Come inside this heart of mine--its not my own--make it home.
Come and take this heart and make it all your own.
Welcome home. 

Take a seat, pull up a chair.  Forgive me for the disrepair.
Souvenirs from floor to ceiling, gathered all my search for meaning. 
Every closet's filled with clutter, messes yet to be discovered.
I'm overwhelmed, I understand I can't make this place all that you can.

Come  inside this heart of mine--its not my own--make it home.
Come and take this heart and make it all your own.

I took this space that you placed in me.  Redecorated in shades of green.
And I made sure every door stayed locked, every window blocked--and still you knocked.

Come inside this heart of mine--its not my own...

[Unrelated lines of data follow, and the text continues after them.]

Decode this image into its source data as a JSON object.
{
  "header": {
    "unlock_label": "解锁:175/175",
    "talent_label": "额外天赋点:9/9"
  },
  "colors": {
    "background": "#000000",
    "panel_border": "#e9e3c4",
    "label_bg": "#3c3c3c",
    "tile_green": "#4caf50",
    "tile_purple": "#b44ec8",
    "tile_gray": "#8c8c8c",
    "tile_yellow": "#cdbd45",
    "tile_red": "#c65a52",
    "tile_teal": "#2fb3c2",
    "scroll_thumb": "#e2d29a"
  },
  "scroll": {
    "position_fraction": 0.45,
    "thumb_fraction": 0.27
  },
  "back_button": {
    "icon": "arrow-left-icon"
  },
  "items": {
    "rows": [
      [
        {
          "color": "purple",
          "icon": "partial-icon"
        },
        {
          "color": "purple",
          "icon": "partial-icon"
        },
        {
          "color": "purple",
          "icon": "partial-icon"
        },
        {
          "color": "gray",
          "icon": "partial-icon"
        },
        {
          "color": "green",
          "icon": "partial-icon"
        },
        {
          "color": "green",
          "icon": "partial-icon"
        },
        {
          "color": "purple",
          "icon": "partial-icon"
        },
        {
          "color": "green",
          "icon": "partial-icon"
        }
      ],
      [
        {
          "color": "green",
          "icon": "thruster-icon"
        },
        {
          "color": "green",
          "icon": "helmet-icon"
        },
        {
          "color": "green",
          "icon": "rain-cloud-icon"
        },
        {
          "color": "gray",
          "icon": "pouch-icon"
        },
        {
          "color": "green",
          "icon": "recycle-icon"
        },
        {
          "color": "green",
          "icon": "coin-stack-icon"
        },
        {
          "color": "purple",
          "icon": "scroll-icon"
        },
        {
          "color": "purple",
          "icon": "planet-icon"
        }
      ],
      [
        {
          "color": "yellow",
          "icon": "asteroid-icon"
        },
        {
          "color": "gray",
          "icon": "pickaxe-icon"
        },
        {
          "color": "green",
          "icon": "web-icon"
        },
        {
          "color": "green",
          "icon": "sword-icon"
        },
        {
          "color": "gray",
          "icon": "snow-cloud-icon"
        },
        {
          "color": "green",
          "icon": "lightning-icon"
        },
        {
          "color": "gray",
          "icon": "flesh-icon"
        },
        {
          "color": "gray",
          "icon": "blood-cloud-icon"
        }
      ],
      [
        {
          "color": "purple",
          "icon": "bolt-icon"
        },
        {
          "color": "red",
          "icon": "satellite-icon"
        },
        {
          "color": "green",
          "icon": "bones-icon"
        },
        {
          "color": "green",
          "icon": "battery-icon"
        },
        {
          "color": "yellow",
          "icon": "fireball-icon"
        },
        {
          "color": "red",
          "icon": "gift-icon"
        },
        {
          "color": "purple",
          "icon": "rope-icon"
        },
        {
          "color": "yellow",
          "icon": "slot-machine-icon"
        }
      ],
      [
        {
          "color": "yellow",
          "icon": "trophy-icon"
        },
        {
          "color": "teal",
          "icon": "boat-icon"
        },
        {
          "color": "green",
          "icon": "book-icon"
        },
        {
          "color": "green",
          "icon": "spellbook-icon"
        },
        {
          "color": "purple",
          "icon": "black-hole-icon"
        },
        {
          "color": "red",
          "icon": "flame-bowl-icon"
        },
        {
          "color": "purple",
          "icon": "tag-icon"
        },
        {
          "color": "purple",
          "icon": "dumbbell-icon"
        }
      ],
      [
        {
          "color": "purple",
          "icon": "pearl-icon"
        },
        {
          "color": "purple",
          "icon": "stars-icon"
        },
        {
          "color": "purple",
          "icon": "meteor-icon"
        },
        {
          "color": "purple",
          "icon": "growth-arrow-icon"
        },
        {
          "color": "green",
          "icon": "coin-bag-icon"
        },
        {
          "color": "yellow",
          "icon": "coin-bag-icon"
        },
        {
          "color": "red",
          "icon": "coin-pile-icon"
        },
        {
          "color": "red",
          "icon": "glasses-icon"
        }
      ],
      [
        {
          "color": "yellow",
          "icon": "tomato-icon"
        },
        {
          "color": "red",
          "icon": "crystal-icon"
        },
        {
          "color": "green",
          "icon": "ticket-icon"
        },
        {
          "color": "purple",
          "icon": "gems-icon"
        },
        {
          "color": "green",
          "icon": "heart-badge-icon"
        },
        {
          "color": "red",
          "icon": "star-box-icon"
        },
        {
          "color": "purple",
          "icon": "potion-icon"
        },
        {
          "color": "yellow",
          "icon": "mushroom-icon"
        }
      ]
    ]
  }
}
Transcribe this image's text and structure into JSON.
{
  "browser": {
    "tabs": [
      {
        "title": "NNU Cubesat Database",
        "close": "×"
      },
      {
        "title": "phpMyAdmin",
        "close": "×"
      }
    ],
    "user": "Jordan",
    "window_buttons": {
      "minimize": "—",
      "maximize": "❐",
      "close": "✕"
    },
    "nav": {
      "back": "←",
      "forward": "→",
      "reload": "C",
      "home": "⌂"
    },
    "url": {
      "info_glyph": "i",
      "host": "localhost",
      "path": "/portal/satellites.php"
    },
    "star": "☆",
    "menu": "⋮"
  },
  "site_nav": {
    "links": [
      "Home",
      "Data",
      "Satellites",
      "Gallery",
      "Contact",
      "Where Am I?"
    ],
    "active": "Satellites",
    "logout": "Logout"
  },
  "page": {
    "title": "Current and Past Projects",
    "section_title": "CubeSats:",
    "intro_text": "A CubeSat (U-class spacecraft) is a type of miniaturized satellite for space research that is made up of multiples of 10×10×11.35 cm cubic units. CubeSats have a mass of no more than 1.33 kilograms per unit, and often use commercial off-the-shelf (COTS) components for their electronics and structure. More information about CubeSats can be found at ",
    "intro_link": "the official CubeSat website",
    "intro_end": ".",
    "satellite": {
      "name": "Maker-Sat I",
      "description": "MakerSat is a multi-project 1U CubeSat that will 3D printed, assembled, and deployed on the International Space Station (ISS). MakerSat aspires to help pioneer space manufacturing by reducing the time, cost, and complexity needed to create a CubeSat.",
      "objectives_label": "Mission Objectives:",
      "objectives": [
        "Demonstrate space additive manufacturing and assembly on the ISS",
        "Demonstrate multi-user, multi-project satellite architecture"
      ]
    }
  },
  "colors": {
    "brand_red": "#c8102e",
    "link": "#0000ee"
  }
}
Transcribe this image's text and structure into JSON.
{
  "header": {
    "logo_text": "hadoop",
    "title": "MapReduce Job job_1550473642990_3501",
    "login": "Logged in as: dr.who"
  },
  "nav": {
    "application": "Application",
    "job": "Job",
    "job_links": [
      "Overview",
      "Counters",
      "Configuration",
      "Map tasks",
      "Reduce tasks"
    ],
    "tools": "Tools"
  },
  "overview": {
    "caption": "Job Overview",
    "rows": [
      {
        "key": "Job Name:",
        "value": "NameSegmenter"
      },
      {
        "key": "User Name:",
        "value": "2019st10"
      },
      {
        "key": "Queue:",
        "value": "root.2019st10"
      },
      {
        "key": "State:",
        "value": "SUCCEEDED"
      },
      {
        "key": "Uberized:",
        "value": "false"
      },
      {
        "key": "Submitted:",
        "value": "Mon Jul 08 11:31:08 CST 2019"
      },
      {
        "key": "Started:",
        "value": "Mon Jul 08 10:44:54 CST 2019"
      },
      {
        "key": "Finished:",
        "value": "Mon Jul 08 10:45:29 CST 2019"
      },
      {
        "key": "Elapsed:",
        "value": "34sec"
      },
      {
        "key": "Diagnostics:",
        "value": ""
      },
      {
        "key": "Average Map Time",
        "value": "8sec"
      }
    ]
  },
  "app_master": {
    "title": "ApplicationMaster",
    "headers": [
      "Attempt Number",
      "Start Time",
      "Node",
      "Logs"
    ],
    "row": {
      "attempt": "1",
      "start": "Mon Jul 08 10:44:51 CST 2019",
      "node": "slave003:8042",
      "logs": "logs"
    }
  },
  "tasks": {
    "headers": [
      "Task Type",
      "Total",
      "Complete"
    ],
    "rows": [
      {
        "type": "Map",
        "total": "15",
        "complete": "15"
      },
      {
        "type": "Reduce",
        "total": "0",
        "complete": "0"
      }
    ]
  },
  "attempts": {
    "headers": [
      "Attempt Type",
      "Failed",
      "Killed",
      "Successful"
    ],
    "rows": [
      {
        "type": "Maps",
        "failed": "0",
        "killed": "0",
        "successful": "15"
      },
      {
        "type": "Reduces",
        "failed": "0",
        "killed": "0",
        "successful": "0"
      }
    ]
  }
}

Come inside this heart of mine--its not my own--make it home.
Come and take this heart and make it all your own.
Welcome home....

I am working on finding my way back home again.

XO, La

Color confusion

The difference between setting a boundary in a healthy way and manipulating is: when we set a boundary we let go of the outcome. ~Robert Burney

In attempting to embrace gray, there are so many confusing forks in the road. 

One of my favorite populations to work with is adolescent sex offenders.  Many find this very confusing, but to me it is obvious:  this is an easy group to work with because it is obvious that their behaviors are NEVER acceptable.  Take another type of child on my caseload--an angry one who gets aggressive.  We can teach him that hitting people is wrong.  But let's be honest, there are situations we have all faced that we would hit someone.  If someone hits our loved ones, we are going to step in and defend them.  Most of us would defend ourselves if hit.  So we reinforce a message to this angry boy that we know ourselves--there is gray.  But sexual boundaries are black and white--and as you well know, black and white is my comfort zone.  Thus, this population, in my opinion, is the easiest to work with because there is no gray.

I set boundaries for a living.  I work with parents on recognizing the cycles in their homes that they do not like and help them recognize their role of setting boundaries to interrupt these cycles.  Boundaries are black and white.

How do I embrace gray while realizing that I have let boundaries go? 

Why is it when I recognize what I need, I feel selfish because others may not like my boundaries?

When faced with it already today, I had the internal battle.  Do I forgo what I need to care for myself because I want to be with someone today?  Or do I set the boundary and realize that in return, I will lose out on that person today--potentially forever because she thinks I'm being hateful?

Today is my time to care for myself.  I can only do what I can do.  I can only be what I can be.  And have to have hope that in the end, something will turn out.  I have to reclaim myself.  I have to find myself.  I have to let go of the outcome of the boundary I'm setting because the outcome I'm creating for myself--not for others--is that I am doing what I know I need to care for myself.

I want to find myself.  And I want to be back in my home as it once was.  Can both concepts exist?

I don't know if what I'm doing is right, but I have to be real with myself and know what I can handle.